01 Jun

A NY district court issued a decision in the three-year legal battle between Gucci and Guess over the latter company's alleged infringement of Gucci’s trademarks and a trade dress. Guess was found to have infringed three of the marks, as well as the trade dress, but Gucci did not receive anywhere near the amount of compensation it sought, with Gucci’s procrastination in enforcement and absence of evidence of actual damages being some of the factors that lowered the amount of award.

The complaint was filed by Gucci more than three years ago, on May 6, 2009, alleging that Guess infringed the following four of Gucci’s trademarks and a trade dress:
(1) The Green-Red-Green Stripe mark (“GRG Stripe”)
(2) The Repeating Interlocking GG Pattern
(3) The Diamond Motif Trade Dress
(4) The Stylized G Design mark (“Stylized G”)
(5) The Script Gucci Design Mark ("Script Gucci")
In its 116 page opinion, the judge found Guess to be an intentional and willful infringer. But the court also found that Gucci’s delay in bringing the claim unduly prejudiced Guess and that Gucci provided no evidence of actual damages, as well as failed to meet its burden of proof in its request for royalties.

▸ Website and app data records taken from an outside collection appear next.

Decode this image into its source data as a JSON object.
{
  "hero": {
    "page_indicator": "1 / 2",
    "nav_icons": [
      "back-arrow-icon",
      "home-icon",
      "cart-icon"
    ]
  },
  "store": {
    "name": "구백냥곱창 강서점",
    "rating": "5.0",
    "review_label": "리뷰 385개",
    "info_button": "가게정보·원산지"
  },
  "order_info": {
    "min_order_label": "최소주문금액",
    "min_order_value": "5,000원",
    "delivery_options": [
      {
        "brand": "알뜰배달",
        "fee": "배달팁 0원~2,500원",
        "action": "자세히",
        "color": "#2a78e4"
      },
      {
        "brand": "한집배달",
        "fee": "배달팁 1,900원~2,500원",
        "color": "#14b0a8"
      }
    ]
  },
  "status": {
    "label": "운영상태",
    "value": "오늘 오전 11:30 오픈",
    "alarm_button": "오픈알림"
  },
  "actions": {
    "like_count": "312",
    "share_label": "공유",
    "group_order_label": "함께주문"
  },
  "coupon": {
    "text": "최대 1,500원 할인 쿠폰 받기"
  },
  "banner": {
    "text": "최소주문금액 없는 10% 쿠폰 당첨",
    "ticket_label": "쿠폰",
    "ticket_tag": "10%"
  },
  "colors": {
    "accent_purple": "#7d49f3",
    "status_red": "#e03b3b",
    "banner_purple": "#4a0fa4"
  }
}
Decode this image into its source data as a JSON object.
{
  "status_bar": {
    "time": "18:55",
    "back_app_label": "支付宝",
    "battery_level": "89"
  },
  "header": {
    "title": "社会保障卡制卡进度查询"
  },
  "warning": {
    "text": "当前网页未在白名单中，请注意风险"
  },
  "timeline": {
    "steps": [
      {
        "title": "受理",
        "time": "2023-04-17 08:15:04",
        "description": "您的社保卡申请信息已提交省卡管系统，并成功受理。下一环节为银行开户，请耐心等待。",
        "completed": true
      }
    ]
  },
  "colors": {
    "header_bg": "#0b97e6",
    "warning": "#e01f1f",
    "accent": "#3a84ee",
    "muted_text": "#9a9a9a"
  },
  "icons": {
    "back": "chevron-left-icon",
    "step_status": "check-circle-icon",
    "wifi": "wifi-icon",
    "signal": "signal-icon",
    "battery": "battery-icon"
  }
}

In the end, the court permanently enjoined Guess from using the three trademarks and the trade dress and ordered Guess to disgorge its profits received from using the trademarks.
As to the Script Gucci mark, the court found that the script mark used by Guess (shown below) did not infringe.
Gucci was awarded $4,66 million, while both companies received the following message from the judge:
“Over the past three years, the parties have put in countless hours and spent untold sums of money, all in the service of fashion – what Oscar Wilde aptly called “a form of ugliness so intolerable that we have to alter it every six months.”  With the instant disputes now resolved, and with Gucci’s entitlement to the relief noted above, it is my hope that this ugliness will be limited to the runway and shopping floor, rather than spilling over into the courts.”
Not surprisingly, Guess did not admit losing the case, instead making the following statement through its CEO Paul Marciano:
“Guess shares the sentiment expressed by the Court that disputes like this should be resolved by companies rather than spilling over into the courts. ...
“Gucci's lawsuit asked for damages of approximately, $100 million dollars,
tripled. The opinion and order resulted in an award of damages of
approximately $2.5 million against Guess and our handbag and belt licensee and approximately $2 million against our footwear licensee. ..
"The results in this case show that Gucci grossly overreached in
its claims and the entire case could have been avoided with a single letter or phone call."
 (You can read the entire press release here:
The case is Gucci America v. Guess Inc., 09-4373, U.S. District Court, Southern District of New York (Manhattan).